### Your goal
Output every entry verbatim.

[Items from an interface collection]
☆ ☆ ☆
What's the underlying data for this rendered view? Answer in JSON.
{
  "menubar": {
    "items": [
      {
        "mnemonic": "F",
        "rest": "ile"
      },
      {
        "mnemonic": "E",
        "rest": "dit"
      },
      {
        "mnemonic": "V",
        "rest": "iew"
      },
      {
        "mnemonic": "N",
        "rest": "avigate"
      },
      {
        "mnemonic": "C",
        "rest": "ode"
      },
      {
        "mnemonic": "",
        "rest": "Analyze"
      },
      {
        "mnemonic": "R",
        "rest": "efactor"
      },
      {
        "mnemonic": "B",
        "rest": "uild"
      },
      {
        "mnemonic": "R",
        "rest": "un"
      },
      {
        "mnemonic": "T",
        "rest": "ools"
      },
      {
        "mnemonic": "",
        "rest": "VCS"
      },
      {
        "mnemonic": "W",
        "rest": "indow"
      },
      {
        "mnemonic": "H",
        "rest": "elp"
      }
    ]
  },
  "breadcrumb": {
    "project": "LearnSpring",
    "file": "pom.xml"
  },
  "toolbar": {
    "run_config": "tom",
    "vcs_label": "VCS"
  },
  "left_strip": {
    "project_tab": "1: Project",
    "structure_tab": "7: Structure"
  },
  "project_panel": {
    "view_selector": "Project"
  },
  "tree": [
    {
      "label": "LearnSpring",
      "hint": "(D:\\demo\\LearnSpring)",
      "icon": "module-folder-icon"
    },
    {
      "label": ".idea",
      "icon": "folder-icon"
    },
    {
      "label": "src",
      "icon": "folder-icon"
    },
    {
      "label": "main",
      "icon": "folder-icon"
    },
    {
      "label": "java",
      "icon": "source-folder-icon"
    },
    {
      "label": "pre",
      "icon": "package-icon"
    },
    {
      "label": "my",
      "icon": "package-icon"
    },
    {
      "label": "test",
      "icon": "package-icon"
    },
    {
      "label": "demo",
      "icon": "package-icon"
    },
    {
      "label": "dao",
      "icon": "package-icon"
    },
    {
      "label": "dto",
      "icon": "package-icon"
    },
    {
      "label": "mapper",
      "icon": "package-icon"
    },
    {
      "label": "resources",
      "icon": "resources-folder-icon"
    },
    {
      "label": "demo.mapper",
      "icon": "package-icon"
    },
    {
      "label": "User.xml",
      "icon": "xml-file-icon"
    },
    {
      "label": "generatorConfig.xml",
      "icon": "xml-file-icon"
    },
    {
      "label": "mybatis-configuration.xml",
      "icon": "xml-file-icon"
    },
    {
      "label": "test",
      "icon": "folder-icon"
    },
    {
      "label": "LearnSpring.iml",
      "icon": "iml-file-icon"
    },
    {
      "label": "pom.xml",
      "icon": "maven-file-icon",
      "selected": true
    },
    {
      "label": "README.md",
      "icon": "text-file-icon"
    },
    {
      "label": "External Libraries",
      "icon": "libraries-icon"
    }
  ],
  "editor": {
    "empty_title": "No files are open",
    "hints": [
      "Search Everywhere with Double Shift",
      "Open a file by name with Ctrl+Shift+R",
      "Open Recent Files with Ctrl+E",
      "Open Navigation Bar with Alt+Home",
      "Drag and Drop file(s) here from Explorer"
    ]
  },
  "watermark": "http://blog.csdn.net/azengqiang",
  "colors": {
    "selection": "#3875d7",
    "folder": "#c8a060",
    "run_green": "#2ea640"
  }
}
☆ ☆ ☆
### Written solution
What's the underlying data for this rendered view? Answer in JSON.
{
  "menubar": {
    "items": [
      {
        "mnemonic": "F",
        "rest": "ile"
      },
      {
        "mnemonic": "E",
        "rest": "dit"
      },
      {
        "mnemonic": "V",
        "rest": "iew"
      },
      {
        "mnemonic": "N",
        "rest": "avigate"
      },
      {
        "mnemonic": "C",
        "rest": "ode"
      },
      {
        "mnemonic": "",
        "rest": "Analyze"
      },
      {
        "mnemonic": "R",
        "rest": "efactor"
      },
      {
        "mnemonic": "B",
        "rest": "uild"
      },
      {
        "mnemonic": "R",
        "rest": "un"
      },
      {
        "mnemonic": "T",
        "rest": "ools"
      },
      {
        "mnemonic": "",
        "rest": "VCS"
      },
      {
        "mnemonic": "W",
        "rest": "indow"
      },
      {
        "mnemonic": "H",
        "rest": "elp"
      }
    ]
  },
  "breadcrumb": {
    "project": "LearnSpring",
    "file": "pom.xml"
  },
  "toolbar": {
    "run_config": "tom",
    "vcs_label": "VCS"
  },
  "left_strip": {
    "project_tab": "1: Project",
    "structure_tab": "7: Structure"
  },
  "project_panel": {
    "view_selector": "Project"
  },
  "tree": [
    {
      "label": "LearnSpring",
      "hint": "(D:\\demo\\LearnSpring)",
      "icon": "module-folder-icon"
    },
    {
      "label": ".idea",
      "icon": "folder-icon"
    },
    {
      "label": "src",
      "icon": "folder-icon"
    },
    {
      "label": "main",
      "icon": "folder-icon"
    },
    {
      "label": "java",
      "icon": "source-folder-icon"
    },
    {
      "label": "pre",
      "icon": "package-icon"
    },
    {
      "label": "my",
      "icon": "package-icon"
    },
    {
      "label": "test",
      "icon": "package-icon"
    },
    {
      "label": "demo",
      "icon": "package-icon"
    },
    {
      "label": "dao",
      "icon": "package-icon"
    },
    {
      "label": "dto",
      "icon": "package-icon"
    },
    {
      "label": "mapper",
      "icon": "package-icon"
    },
    {
      "label": "resources",
      "icon": "resources-folder-icon"
    },
    {
      "label": "demo.mapper",
      "icon": "package-icon"
    },
    {
      "label": "User.xml",
      "icon": "xml-file-icon"
    },
    {
      "label": "generatorConfig.xml",
      "icon": "xml-file-icon"
    },
    {
      "label": "mybatis-configuration.xml",
      "icon": "xml-file-icon"
    },
    {
      "label": "test",
      "icon": "folder-icon"
    },
    {
      "label": "LearnSpring.iml",
      "icon": "iml-file-icon"
    },
    {
      "label": "pom.xml",
      "icon": "maven-file-icon",
      "selected": true
    },
    {
      "label": "README.md",
      "icon": "text-file-icon"
    },
    {
      "label": "External Libraries",
      "icon": "libraries-icon"
    }
  ],
  "editor": {
    "empty_title": "No files are open",
    "hints": [
      "Search Everywhere with Double Shift",
      "Open a file by name with Ctrl+Shift+R",
      "Open Recent Files with Ctrl+E",
      "Open Navigation Bar with Alt+Home",
      "Drag and Drop file(s) here from Explorer"
    ]
  },
  "watermark": "http://blog.csdn.net/azengqiang",
  "colors": {
    "selection": "#3875d7",
    "folder": "#c8a060",
    "run_green": "#2ea640"
  }
}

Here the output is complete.